He described how attackers don’t need a “billion-dollar” army to carry out a breach that could impact millions of Americans because the cost of hacking is cheap. The Equifax breach reportedly could impact as many as 143 million Americans. This new battlefield, Gardner said, undermines American psyche and citizens’ trust in institutions.

“The day that people go into the bank and their decimal is off by a couple dollars, the day a hospital sees that the prescriptions in their systems have been changed by a milligram or two, that trust collapses, and it is frightening to think of the consequences,” he said.

He argued that no nation on Earth is currently equipped to deal with the vast amount of cyber threats in the world, calling it a Wild West arena that lacks any accountability.
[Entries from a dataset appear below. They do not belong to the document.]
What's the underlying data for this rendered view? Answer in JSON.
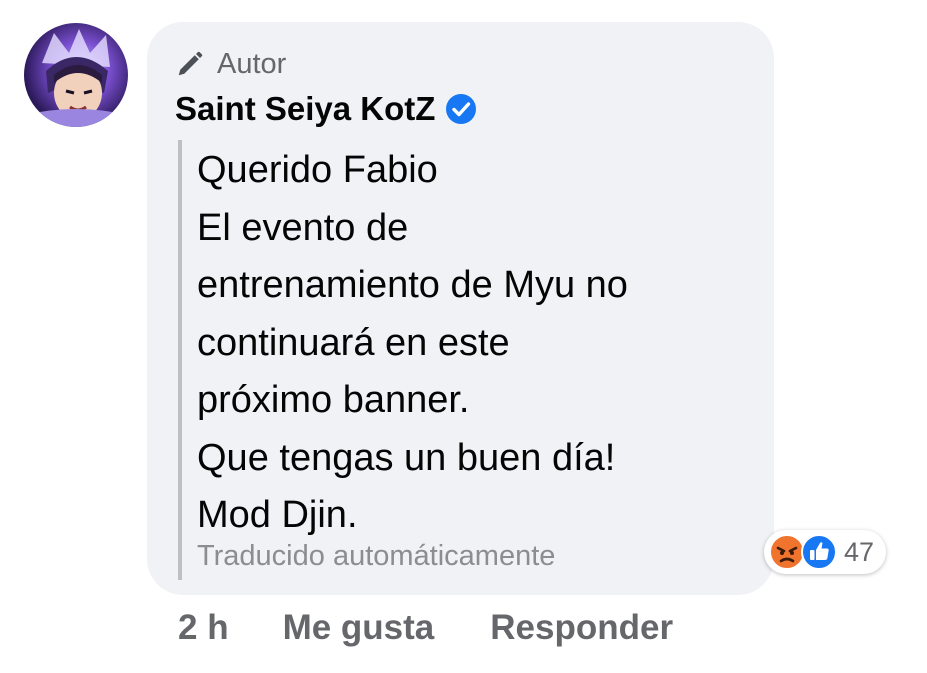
{
  "comment": {
    "author_badge": "Autor",
    "author_badge_icon": "pencil-icon",
    "author_name": "Saint Seiya KotZ",
    "verified_icon": "verified-badge-icon",
    "message_lines": [
      "Querido Fabio",
      "El evento de",
      "entrenamiento de Myu no",
      "continuará en este",
      "próximo banner.",
      "Que tengas un buen día!",
      "Mod Djin."
    ],
    "translation_note": "Traducido automáticamente",
    "reactions": {
      "icons": [
        "angry-reaction-icon",
        "like-reaction-icon"
      ],
      "count": "47"
    },
    "actions": {
      "time": "2 h",
      "like_label": "Me gusta",
      "reply_label": "Responder"
    }
  },
  "colors": {
    "bubble_bg": "#f0f2f5",
    "secondary_text": "#65676b",
    "verified_blue": "#1877f2",
    "angry_orange": "#f0732e"
  }
}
“Long gone are the days of Oregon Trail on your Apple IIe,” Gardner said. “That is now going around the globe and connecting everybody to the Oregon Trail right in your living room globally, so to speak.”

Gardner suggested placing every committee chairman and ranking member on this new cyber committee, and allowing lawmakers to take a “whole of government” view on cyber vulnerabilities. The U.S. government spends about $90 billion annually on major information technology acquisition, and Gardner said it’s essential to ensure that those systems are safe.

“If we’re going to have billions of (internet of things) devices attached to the internet, which we are going to and do have, those create entry points,” he said. “Every single one of them is an entry point and creates a vulnerability.”

Without naming the individual, Gardner said that he was speaking with a CEO of a major tech company recently, who told him that most recent attacks that have been reported publicly could have been avoided with “some basic computer hygiene policies.”

Thursday’s discussion with Gardner also touched on U.S. foreign relations in Asia. Though Gardner “commended” China for not getting in the way of the latest UN Security Council resolution sanctions levied against North Korea, he said China needs to do more. He mentioned the frequently cited statistic that about 90 percent of North Korea’s economy is fed through China, but Gardner said that about 10 Chinese businesses are responsible for about 30 percent of that trade.

Gardner said his frustration with China is that it has taken a harder line on policies against South Korea. The Colorado senator claimed that China has cost the South Korean economy about $12 billion, partly through the closures of Chinese plants supporting industry in South Korea.

“If they would take that same concentrated approach to North Korea, we would actually be getting somewhere,” Gardner said.

Gardner described North Korea as America’s most urgent national security threat, citing similar claims from Defense Secretary James Mattis and retired Adm. William E. Gortney.